Otti Remembers gives a personal account of what it was like for a young girl to grow up in Germany before, during and after World War II. Strong women in Otti’s life ̶̶ and some chance meetings ̶̶ helped her survive bombings, hunger and tuberculosis. Otti Baulig Ney, in collaboration with her daughter, Denise, provides insights about the war years from the viewpoint of an everyday German citizen. Otti left her homeland to marry a solider she barely knew and found love and happiness as an American.
Otti Baulig Ney
Otti appreciates the many blessings of her life. She was surrounded by resilient women who taught her how to survive in tough circumstances during the war years and beyond. With her family, she huddled in bomb shelters for protection, and then successfully fought tuberculosis.
Laurie Ney, an American soldier she knew for ten days, waited three long years for Otti to join him in America. They wed soon after her release from Ellis Island. The couple enjoyed a happy marriage and raised two children. Laurie died in 2012. In her later years, Otti freely gave of her time for many causes, including a hospice program. She helps others as a “payback” for all the help she received during her lifetime.
Denise M. Ney
Denise grew up learning about her mother’s sometimes life-threatening experiences growing up in Germany during World War II. In later years, she collaborated with Otti to tell her amazing story so that their descendants can better understand their heritage. As a researcher, Denise also knew history scholars and enthusiasts would appreciate Otti’s first-person account of enduring wartime hardships.
Denise is a Professor of Nutritional Sciences at the University of Wisconsin-Madison. One of the highlights of her career was the development of a new paradigm for the nutritional management of the rare genetic disease, phenylketonuria (PKU). Patients now can eat a wider variety of foods that taste good and help them stick to their strict diets.
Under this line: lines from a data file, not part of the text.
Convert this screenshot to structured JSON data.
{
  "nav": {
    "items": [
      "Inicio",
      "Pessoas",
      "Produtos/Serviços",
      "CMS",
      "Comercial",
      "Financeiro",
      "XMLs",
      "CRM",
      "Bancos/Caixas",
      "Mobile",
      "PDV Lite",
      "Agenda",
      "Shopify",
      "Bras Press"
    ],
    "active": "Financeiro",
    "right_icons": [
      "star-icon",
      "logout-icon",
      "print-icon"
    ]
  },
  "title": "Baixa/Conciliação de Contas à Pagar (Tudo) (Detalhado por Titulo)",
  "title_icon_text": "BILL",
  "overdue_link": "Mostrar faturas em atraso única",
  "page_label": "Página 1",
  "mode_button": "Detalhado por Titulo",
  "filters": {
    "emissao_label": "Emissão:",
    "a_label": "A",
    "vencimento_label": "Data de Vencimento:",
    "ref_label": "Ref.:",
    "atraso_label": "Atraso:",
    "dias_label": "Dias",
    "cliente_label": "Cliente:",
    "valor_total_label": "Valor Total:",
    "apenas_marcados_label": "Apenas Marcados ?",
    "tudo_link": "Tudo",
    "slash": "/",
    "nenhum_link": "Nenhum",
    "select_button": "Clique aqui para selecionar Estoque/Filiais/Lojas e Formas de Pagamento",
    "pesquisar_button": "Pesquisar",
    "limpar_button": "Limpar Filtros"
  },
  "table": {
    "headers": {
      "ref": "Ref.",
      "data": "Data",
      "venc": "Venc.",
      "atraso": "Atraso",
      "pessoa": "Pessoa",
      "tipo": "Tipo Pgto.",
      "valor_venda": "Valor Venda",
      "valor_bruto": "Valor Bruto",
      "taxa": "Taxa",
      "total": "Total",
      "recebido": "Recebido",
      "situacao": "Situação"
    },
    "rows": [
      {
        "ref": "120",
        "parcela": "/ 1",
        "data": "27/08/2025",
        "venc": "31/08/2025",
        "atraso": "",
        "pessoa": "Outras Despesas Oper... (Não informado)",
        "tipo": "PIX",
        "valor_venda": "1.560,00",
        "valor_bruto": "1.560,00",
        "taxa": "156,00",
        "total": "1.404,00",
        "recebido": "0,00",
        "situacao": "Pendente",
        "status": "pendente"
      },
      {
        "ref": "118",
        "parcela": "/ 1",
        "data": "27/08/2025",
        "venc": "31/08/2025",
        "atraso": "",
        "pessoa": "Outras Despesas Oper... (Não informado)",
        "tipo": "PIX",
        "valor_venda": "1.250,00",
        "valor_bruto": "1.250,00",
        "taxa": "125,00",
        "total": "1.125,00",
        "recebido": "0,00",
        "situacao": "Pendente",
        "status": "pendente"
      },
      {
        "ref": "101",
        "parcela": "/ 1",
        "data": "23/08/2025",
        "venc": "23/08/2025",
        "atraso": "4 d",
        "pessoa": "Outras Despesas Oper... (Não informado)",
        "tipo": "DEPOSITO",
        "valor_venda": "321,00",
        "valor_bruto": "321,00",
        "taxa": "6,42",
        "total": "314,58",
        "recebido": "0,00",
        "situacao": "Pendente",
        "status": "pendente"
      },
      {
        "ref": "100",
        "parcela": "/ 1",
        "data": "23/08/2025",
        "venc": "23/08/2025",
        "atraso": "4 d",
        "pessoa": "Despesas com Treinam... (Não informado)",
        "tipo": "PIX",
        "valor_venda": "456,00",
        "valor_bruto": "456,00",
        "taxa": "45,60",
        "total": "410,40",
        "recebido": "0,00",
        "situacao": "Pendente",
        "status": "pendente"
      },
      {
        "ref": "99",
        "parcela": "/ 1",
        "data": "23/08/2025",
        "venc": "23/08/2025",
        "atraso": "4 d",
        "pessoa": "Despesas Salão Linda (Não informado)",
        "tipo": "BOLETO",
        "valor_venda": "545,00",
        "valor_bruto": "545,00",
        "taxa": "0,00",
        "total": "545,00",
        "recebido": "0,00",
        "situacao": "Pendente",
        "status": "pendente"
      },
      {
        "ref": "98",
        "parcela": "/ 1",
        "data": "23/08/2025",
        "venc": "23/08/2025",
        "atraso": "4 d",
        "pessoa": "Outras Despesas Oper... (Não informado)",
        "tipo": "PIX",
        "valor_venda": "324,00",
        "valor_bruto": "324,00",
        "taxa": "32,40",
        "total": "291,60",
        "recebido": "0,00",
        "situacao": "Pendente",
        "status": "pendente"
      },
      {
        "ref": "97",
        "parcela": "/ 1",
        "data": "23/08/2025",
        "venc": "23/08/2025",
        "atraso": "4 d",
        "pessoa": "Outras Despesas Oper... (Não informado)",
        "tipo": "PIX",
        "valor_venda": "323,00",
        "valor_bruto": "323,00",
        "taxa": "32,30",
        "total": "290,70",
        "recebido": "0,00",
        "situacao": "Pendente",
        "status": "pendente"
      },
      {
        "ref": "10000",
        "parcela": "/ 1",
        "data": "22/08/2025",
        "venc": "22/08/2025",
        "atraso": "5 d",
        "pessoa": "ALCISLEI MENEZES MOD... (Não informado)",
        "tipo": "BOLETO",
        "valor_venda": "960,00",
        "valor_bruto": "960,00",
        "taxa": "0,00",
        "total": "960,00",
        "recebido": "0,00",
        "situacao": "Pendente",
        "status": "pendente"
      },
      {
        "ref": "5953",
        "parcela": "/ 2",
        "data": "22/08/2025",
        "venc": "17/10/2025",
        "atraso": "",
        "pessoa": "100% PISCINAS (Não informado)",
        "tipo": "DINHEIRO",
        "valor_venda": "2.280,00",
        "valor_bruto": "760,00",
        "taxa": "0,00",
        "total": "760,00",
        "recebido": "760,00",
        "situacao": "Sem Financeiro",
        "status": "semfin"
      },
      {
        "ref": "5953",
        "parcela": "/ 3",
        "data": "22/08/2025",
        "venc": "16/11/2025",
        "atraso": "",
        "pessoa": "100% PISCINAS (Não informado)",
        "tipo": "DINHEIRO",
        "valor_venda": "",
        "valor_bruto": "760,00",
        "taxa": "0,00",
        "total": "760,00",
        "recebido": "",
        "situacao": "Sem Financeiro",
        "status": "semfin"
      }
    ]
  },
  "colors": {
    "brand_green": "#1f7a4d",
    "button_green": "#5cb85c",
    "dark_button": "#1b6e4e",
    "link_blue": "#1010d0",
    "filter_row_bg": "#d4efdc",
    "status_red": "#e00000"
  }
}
Thanks go to many members of Otti’s family in both America and Germany who searched their memories for important family events, surfed the web and provided letters and photographs. Otti’s friends and neighbors in Sutter Creek, California, and especially Bill Daley, helped with digital support and offered encouragement.